## Work instruction
Copy each entry as it stands, leaving nothing out.

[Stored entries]

++++++++

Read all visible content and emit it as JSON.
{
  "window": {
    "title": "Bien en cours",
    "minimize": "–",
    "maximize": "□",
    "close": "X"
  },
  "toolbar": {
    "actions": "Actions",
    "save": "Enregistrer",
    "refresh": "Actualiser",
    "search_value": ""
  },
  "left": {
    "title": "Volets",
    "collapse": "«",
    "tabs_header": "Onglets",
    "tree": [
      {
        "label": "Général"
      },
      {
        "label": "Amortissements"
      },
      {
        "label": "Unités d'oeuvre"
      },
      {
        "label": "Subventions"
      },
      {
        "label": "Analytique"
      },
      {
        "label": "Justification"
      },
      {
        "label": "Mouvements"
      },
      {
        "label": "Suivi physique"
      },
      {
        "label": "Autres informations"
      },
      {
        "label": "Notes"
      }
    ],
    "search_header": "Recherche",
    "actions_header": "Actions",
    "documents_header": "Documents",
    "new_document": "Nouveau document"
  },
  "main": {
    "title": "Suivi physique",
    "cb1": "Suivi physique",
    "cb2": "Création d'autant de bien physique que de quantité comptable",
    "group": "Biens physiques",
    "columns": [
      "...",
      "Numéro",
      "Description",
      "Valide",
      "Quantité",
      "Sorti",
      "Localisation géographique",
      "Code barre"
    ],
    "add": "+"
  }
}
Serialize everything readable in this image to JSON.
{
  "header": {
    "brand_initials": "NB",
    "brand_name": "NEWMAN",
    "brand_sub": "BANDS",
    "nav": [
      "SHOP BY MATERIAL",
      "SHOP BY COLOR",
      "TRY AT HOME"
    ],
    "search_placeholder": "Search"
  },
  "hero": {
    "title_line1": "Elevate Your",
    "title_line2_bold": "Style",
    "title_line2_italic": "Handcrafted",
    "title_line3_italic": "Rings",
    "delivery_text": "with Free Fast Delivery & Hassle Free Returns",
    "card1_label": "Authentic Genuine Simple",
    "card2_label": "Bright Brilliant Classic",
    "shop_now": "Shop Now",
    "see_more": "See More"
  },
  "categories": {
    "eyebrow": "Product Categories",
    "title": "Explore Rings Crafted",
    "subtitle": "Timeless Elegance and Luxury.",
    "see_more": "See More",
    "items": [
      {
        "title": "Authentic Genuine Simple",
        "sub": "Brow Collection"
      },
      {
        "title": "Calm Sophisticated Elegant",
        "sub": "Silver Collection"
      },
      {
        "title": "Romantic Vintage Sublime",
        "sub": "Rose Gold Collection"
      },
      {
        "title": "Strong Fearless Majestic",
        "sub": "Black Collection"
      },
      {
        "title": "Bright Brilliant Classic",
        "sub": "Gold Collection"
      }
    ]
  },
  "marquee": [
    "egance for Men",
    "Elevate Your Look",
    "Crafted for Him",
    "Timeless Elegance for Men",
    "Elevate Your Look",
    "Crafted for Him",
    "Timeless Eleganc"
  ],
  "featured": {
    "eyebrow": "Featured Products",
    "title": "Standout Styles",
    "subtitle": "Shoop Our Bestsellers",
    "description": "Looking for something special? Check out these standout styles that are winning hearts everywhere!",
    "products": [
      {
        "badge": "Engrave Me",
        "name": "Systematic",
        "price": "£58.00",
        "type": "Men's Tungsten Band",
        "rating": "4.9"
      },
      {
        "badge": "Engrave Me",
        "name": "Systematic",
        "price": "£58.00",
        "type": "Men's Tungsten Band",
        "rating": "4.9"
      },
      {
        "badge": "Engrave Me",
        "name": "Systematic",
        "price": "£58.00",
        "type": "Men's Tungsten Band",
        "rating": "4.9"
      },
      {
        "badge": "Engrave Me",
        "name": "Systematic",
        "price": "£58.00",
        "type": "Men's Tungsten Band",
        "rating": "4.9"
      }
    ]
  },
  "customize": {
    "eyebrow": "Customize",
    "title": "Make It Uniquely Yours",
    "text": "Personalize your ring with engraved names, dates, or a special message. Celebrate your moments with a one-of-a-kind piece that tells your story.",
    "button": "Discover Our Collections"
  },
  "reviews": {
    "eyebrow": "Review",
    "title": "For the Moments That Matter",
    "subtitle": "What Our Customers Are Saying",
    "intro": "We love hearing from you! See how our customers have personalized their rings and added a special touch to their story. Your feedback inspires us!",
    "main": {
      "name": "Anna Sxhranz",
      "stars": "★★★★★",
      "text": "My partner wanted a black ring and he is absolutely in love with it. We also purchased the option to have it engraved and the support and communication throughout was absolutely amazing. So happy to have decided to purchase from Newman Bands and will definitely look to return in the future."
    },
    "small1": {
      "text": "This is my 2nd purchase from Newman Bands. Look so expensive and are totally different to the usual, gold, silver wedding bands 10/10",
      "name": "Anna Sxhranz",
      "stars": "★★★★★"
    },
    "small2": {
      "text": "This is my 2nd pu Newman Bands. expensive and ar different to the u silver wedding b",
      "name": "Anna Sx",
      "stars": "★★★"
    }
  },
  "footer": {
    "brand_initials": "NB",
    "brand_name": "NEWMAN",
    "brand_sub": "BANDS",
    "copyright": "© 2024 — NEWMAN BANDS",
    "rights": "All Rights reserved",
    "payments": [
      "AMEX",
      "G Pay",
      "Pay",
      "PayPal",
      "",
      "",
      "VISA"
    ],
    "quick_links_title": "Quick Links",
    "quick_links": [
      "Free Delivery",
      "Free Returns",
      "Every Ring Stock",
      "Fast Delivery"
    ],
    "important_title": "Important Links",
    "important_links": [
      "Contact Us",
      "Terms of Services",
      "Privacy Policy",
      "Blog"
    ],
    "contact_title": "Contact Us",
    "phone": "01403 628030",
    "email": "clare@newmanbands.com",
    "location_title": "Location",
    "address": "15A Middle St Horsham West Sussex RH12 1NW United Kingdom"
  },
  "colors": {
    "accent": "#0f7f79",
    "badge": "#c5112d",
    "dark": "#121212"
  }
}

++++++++

## Completed exercise
Read all visible content and emit it as JSON.
{
  "window": {
    "title": "Bien en cours",
    "minimize": "–",
    "maximize": "□",
    "close": "X"
  },
  "toolbar": {
    "actions": "Actions",
    "save": "Enregistrer",
    "refresh": "Actualiser",
    "search_value": ""
  },
  "left": {
    "title": "Volets",
    "collapse": "«",
    "tabs_header": "Onglets",
    "tree": [
      {
        "label": "Général"
      },
      {
        "label": "Amortissements"
      },
      {
        "label": "Unités d'oeuvre"
      },
      {
        "label": "Subventions"
      },
      {
        "label": "Analytique"
      },
      {
        "label": "Justification"
      },
      {
        "label": "Mouvements"
      },
      {
        "label": "Suivi physique"
      },
      {
        "label": "Autres informations"
      },
      {
        "label": "Notes"
      }
    ],
    "search_header": "Recherche",
    "actions_header": "Actions",
    "documents_header": "Documents",
    "new_document": "Nouveau document"
  },
  "main": {
    "title": "Suivi physique",
    "cb1": "Suivi physique",
    "cb2": "Création d'autant de bien physique que de quantité comptable",
    "group": "Biens physiques",
    "columns": [
      "...",
      "Numéro",
      "Description",
      "Valide",
      "Quantité",
      "Sorti",
      "Localisation géographique",
      "Code barre"
    ],
    "add": "+"
  }
}
Serialize everything readable in this image to JSON.
{
  "header": {
    "brand_initials": "NB",
    "brand_name": "NEWMAN",
    "brand_sub": "BANDS",
    "nav": [
      "SHOP BY MATERIAL",
      "SHOP BY COLOR",
      "TRY AT HOME"
    ],
    "search_placeholder": "Search"
  },
  "hero": {
    "title_line1": "Elevate Your",
    "title_line2_bold": "Style",
    "title_line2_italic": "Handcrafted",
    "title_line3_italic": "Rings",
    "delivery_text": "with Free Fast Delivery & Hassle Free Returns",
    "card1_label": "Authentic Genuine Simple",
    "card2_label": "Bright Brilliant Classic",
    "shop_now": "Shop Now",
    "see_more": "See More"
  },
  "categories": {
    "eyebrow": "Product Categories",
    "title": "Explore Rings Crafted",
    "subtitle": "Timeless Elegance and Luxury.",
    "see_more": "See More",
    "items": [
      {
        "title": "Authentic Genuine Simple",
        "sub": "Brow Collection"
      },
      {
        "title": "Calm Sophisticated Elegant",
        "sub": "Silver Collection"
      },
      {
        "title": "Romantic Vintage Sublime",
        "sub": "Rose Gold Collection"
      },
      {
        "title": "Strong Fearless Majestic",
        "sub": "Black Collection"
      },
      {
        "title": "Bright Brilliant Classic",
        "sub": "Gold Collection"
      }
    ]
  },
  "marquee": [
    "egance for Men",
    "Elevate Your Look",
    "Crafted for Him",
    "Timeless Elegance for Men",
    "Elevate Your Look",
    "Crafted for Him",
    "Timeless Eleganc"
  ],
  "featured": {
    "eyebrow": "Featured Products",
    "title": "Standout Styles",
    "subtitle": "Shoop Our Bestsellers",
    "description": "Looking for something special? Check out these standout styles that are winning hearts everywhere!",
    "products": [
      {
        "badge": "Engrave Me",
        "name": "Systematic",
        "price": "£58.00",
        "type": "Men's Tungsten Band",
        "rating": "4.9"
      },
      {
        "badge": "Engrave Me",
        "name": "Systematic",
        "price": "£58.00",
        "type": "Men's Tungsten Band",
        "rating": "4.9"
      },
      {
        "badge": "Engrave Me",
        "name": "Systematic",
        "price": "£58.00",
        "type": "Men's Tungsten Band",
        "rating": "4.9"
      },
      {
        "badge": "Engrave Me",
        "name": "Systematic",
        "price": "£58.00",
        "type": "Men's Tungsten Band",
        "rating": "4.9"
      }
    ]
  },
  "customize": {
    "eyebrow": "Customize",
    "title": "Make It Uniquely Yours",
    "text": "Personalize your ring with engraved names, dates, or a special message. Celebrate your moments with a one-of-a-kind piece that tells your story.",
    "button": "Discover Our Collections"
  },
  "reviews": {
    "eyebrow": "Review",
    "title": "For the Moments That Matter",
    "subtitle": "What Our Customers Are Saying",
    "intro": "We love hearing from you! See how our customers have personalized their rings and added a special touch to their story. Your feedback inspires us!",
    "main": {
      "name": "Anna Sxhranz",
      "stars": "★★★★★",
      "text": "My partner wanted a black ring and he is absolutely in love with it. We also purchased the option to have it engraved and the support and communication throughout was absolutely amazing. So happy to have decided to purchase from Newman Bands and will definitely look to return in the future."
    },
    "small1": {
      "text": "This is my 2nd purchase from Newman Bands. Look so expensive and are totally different to the usual, gold, silver wedding bands 10/10",
      "name": "Anna Sxhranz",
      "stars": "★★★★★"
    },
    "small2": {
      "text": "This is my 2nd pu Newman Bands. expensive and ar different to the u silver wedding b",
      "name": "Anna Sx",
      "stars": "★★★"
    }
  },
  "footer": {
    "brand_initials": "NB",
    "brand_name": "NEWMAN",
    "brand_sub": "BANDS",
    "copyright": "© 2024 — NEWMAN BANDS",
    "rights": "All Rights reserved",
    "payments": [
      "AMEX",
      "G Pay",
      "Pay",
      "PayPal",
      "",
      "",
      "VISA"
    ],
    "quick_links_title": "Quick Links",
    "quick_links": [
      "Free Delivery",
      "Free Returns",
      "Every Ring Stock",
      "Fast Delivery"
    ],
    "important_title": "Important Links",
    "important_links": [
      "Contact Us",
      "Terms of Services",
      "Privacy Policy",
      "Blog"
    ],
    "contact_title": "Contact Us",
    "phone": "01403 628030",
    "email": "clare@newmanbands.com",
    "location_title": "Location",
    "address": "15A Middle St Horsham West Sussex RH12 1NW United Kingdom"
  },
  "colors": {
    "accent": "#0f7f79",
    "badge": "#c5112d",
    "dark": "#121212"
  }
}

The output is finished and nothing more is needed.